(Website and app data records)
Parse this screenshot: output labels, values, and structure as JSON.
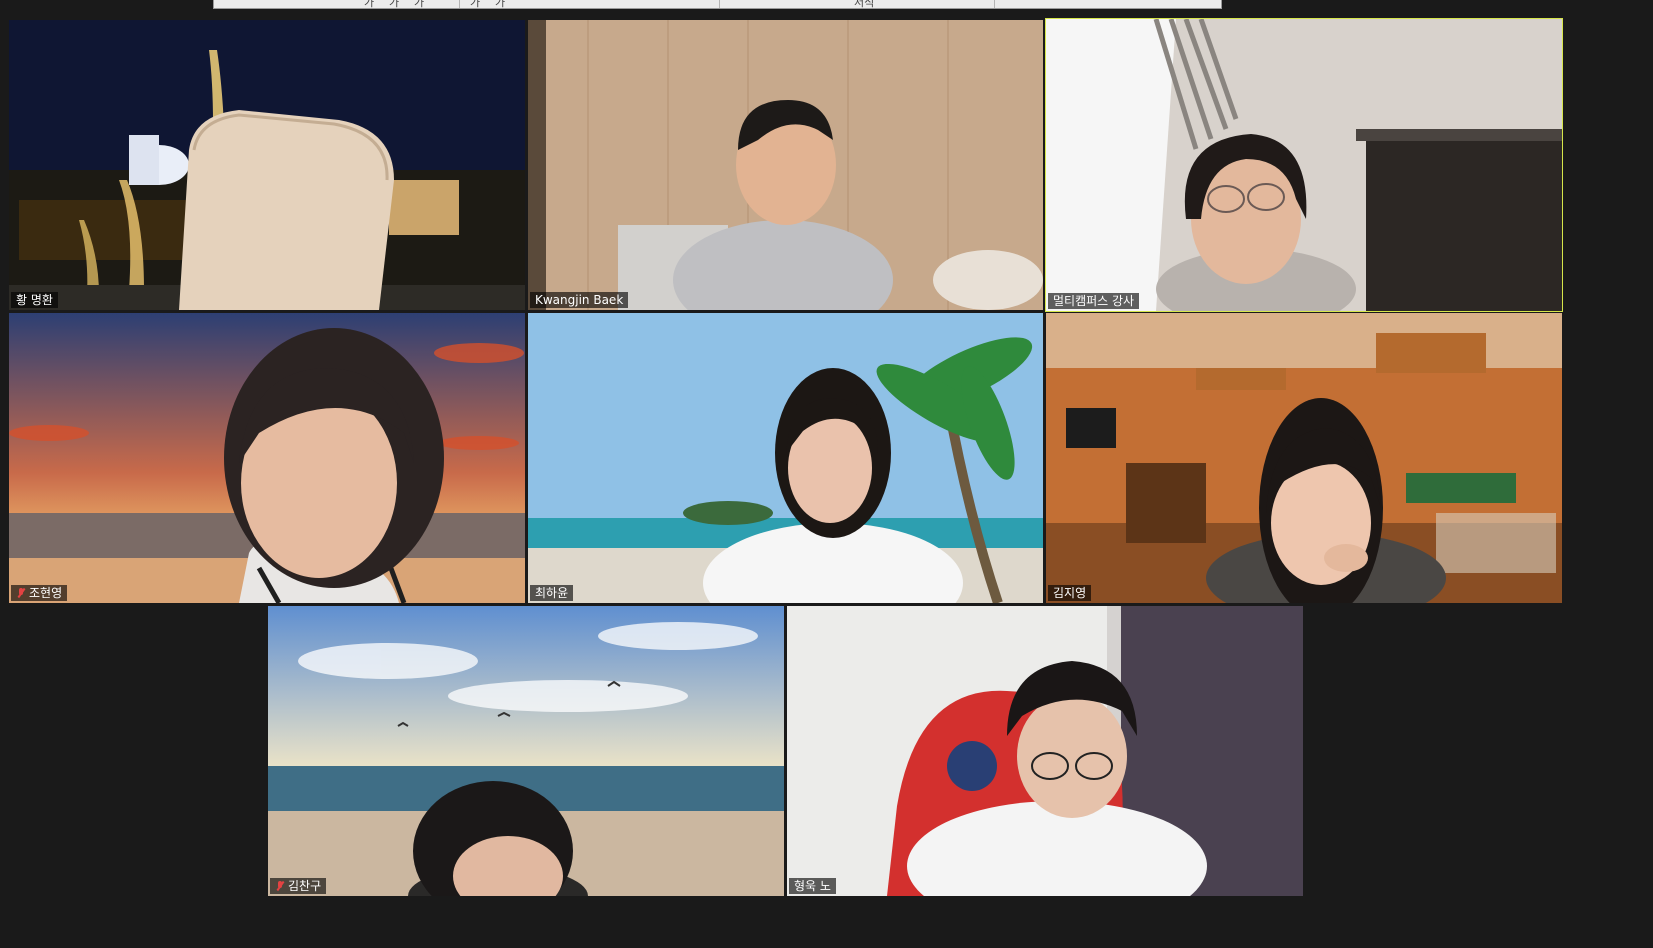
{
  "toolbar": {
    "items": [
      "가",
      "가",
      "가",
      "가",
      "가",
      "서식"
    ]
  },
  "participants": [
    {
      "name": "황 명환",
      "muted": false,
      "active": false,
      "scene": "night-fountain-chair"
    },
    {
      "name": "Kwangjin Baek",
      "muted": false,
      "active": false,
      "scene": "wood-room"
    },
    {
      "name": "멀티캠퍼스 강사",
      "muted": false,
      "active": true,
      "scene": "bright-room"
    },
    {
      "name": "조현영",
      "muted": true,
      "active": false,
      "scene": "sunset-sea"
    },
    {
      "name": "최하윤",
      "muted": false,
      "active": false,
      "scene": "tropical-beach"
    },
    {
      "name": "김지영",
      "muted": false,
      "active": false,
      "scene": "billiard-room"
    },
    {
      "name": "김찬구",
      "muted": true,
      "active": false,
      "scene": "sunrise-beach"
    },
    {
      "name": "형욱 노",
      "muted": false,
      "active": false,
      "scene": "gaming-room"
    }
  ],
  "colors": {
    "active_speaker_border": "#d6e64a",
    "mute_red": "#e34242",
    "background": "#1a1a1a"
  }
}
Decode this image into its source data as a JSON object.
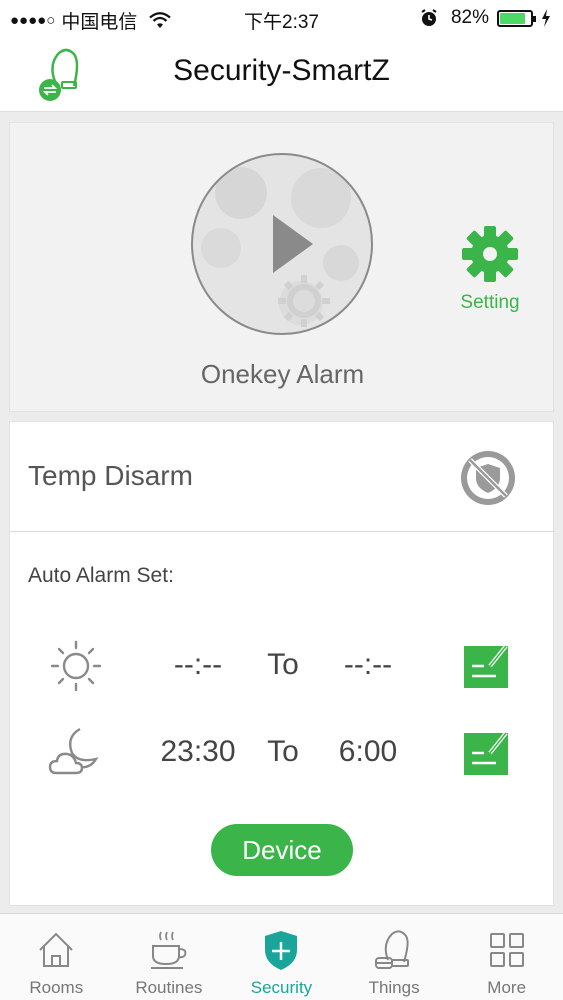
{
  "status_bar": {
    "signal_dots": "●●●●○",
    "carrier": "中国电信",
    "time": "下午2:37",
    "battery": "82%",
    "battery_level": 0.82
  },
  "header": {
    "title": "Security-SmartZ"
  },
  "alarm": {
    "onekey_label": "Onekey Alarm",
    "setting_label": "Setting"
  },
  "disarm": {
    "label": "Temp Disarm"
  },
  "auto_alarm": {
    "title": "Auto Alarm Set:",
    "rows": [
      {
        "icon": "sun-icon",
        "from": "--:--",
        "to_label": "To",
        "to": "--:--"
      },
      {
        "icon": "moon-cloud-icon",
        "from": "23:30",
        "to_label": "To",
        "to": "6:00"
      }
    ],
    "device_button": "Device"
  },
  "tabs": [
    {
      "label": "Rooms",
      "icon": "house-icon"
    },
    {
      "label": "Routines",
      "icon": "coffee-cup-icon"
    },
    {
      "label": "Security",
      "icon": "shield-plus-icon",
      "active": true
    },
    {
      "label": "Things",
      "icon": "vacuum-icon"
    },
    {
      "label": "More",
      "icon": "grid-icon"
    }
  ],
  "colors": {
    "accent_green": "#3bb54a",
    "active_tab": "#1aa59a",
    "grey_icon": "#9a9a9a"
  }
}
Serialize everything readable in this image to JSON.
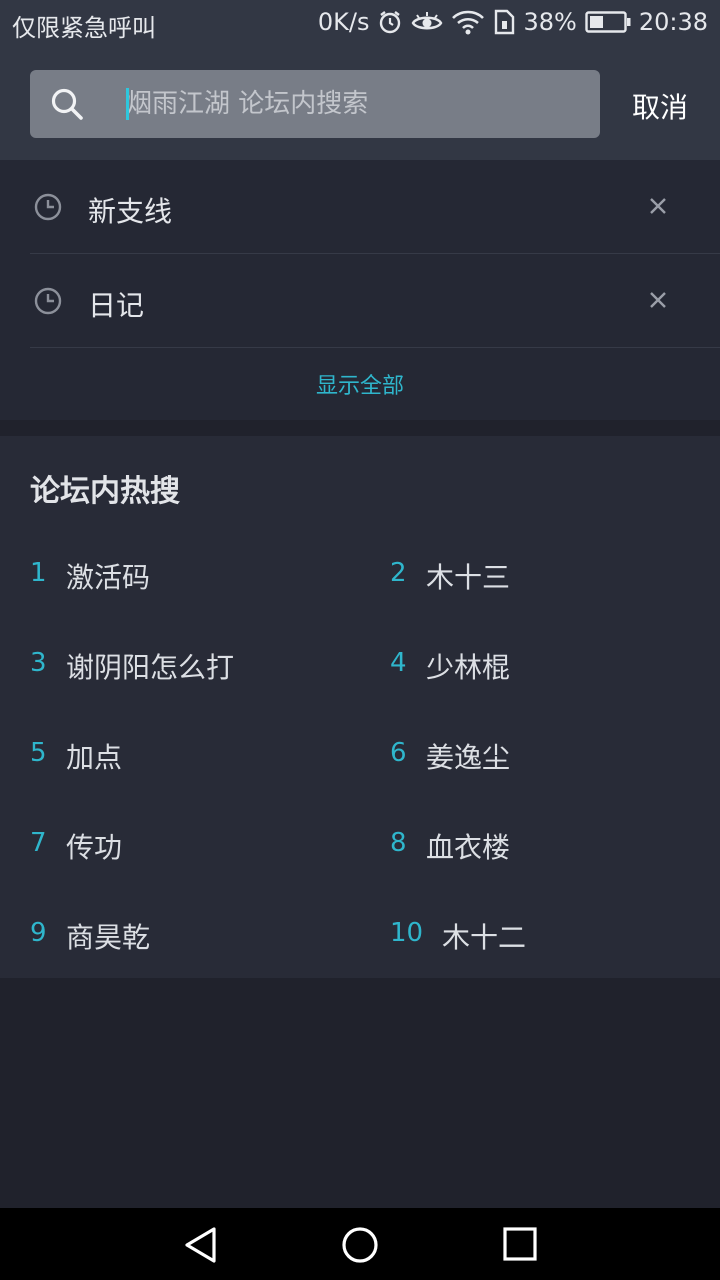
{
  "status_bar": {
    "carrier_text": "仅限紧急呼叫",
    "net_speed": "0K/s",
    "battery": "38%",
    "time": "20:38"
  },
  "search": {
    "placeholder": "烟雨江湖 论坛内搜索",
    "value": "",
    "cancel_label": "取消"
  },
  "history": {
    "items": [
      {
        "label": "新支线"
      },
      {
        "label": "日记"
      }
    ],
    "show_all_label": "显示全部"
  },
  "hot_search": {
    "title": "论坛内热搜",
    "items": [
      {
        "rank": "1",
        "term": "激活码"
      },
      {
        "rank": "2",
        "term": "木十三"
      },
      {
        "rank": "3",
        "term": "谢阴阳怎么打"
      },
      {
        "rank": "4",
        "term": "少林棍"
      },
      {
        "rank": "5",
        "term": "加点"
      },
      {
        "rank": "6",
        "term": "姜逸尘"
      },
      {
        "rank": "7",
        "term": "传功"
      },
      {
        "rank": "8",
        "term": "血衣楼"
      },
      {
        "rank": "9",
        "term": "商昊乾"
      },
      {
        "rank": "10",
        "term": "木十二"
      }
    ]
  },
  "colors": {
    "accent": "#2fb6cc",
    "header_bg": "#323744",
    "list_bg": "#282b37"
  },
  "icons": {
    "search": "search-icon",
    "history": "clock-icon",
    "remove": "close-icon",
    "nav_back": "back-triangle-icon",
    "nav_home": "home-circle-icon",
    "nav_recent": "recent-square-icon"
  }
}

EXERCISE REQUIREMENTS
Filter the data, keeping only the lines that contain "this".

EXERCISE ANSWER
Parse this screenshot: output labels, values, and structure as JSON.
Decode this image into its source data as a JSON object.
Serialize everything readable in this image to JSON.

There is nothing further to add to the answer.